**Problem description**:
Pictures aside, repeat every record below exactly.
┌──
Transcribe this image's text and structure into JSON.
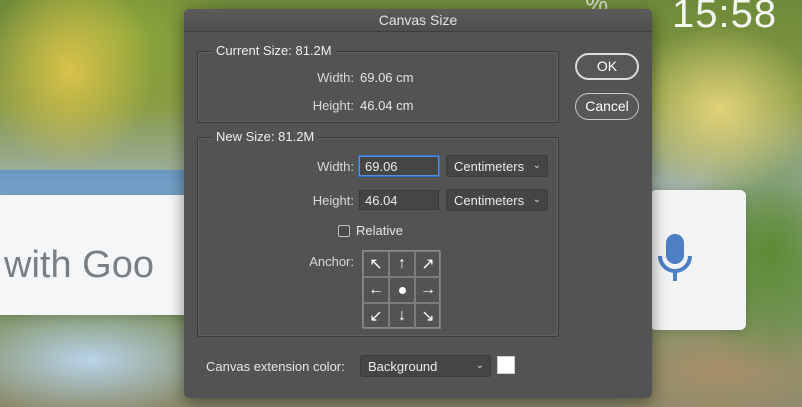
{
  "background": {
    "search_text": "with Goo",
    "clock": "15:58",
    "battery_fragment": "%"
  },
  "dialog": {
    "title": "Canvas Size",
    "current_size": {
      "title": "Current Size: 81.2M",
      "width_label": "Width:",
      "width_value": "69.06 cm",
      "height_label": "Height:",
      "height_value": "46.04 cm"
    },
    "new_size": {
      "title": "New Size: 81.2M",
      "width_label": "Width:",
      "width_value": "69.06",
      "width_unit": "Centimeters",
      "height_label": "Height:",
      "height_value": "46.04",
      "height_unit": "Centimeters",
      "relative_label": "Relative",
      "relative_checked": false,
      "anchor_label": "Anchor:",
      "anchor_arrows": [
        "↖",
        "↑",
        "↗",
        "←",
        "",
        "→",
        "↙",
        "↓",
        "↘"
      ]
    },
    "extension": {
      "label": "Canvas extension color:",
      "value": "Background",
      "swatch_color": "#ffffff"
    },
    "buttons": {
      "ok": "OK",
      "cancel": "Cancel"
    }
  }
}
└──
**Answer box**:
Transcribe this image's text and structure into JSON.
{
  "background": {
    "search_text": "with Goo",
    "clock": "15:58",
    "battery_fragment": "%"
  },
  "dialog": {
    "title": "Canvas Size",
    "current_size": {
      "title": "Current Size: 81.2M",
      "width_label": "Width:",
      "width_value": "69.06 cm",
      "height_label": "Height:",
      "height_value": "46.04 cm"
    },
    "new_size": {
      "title": "New Size: 81.2M",
      "width_label": "Width:",
      "width_value": "69.06",
      "width_unit": "Centimeters",
      "height_label": "Height:",
      "height_value": "46.04",
      "height_unit": "Centimeters",
      "relative_label": "Relative",
      "relative_checked": false,
      "anchor_label": "Anchor:",
      "anchor_arrows": [
        "↖",
        "↑",
        "↗",
        "←",
        "",
        "→",
        "↙",
        "↓",
        "↘"
      ]
    },
    "extension": {
      "label": "Canvas extension color:",
      "value": "Background",
      "swatch_color": "#ffffff"
    },
    "buttons": {
      "ok": "OK",
      "cancel": "Cancel"
    }
  }
}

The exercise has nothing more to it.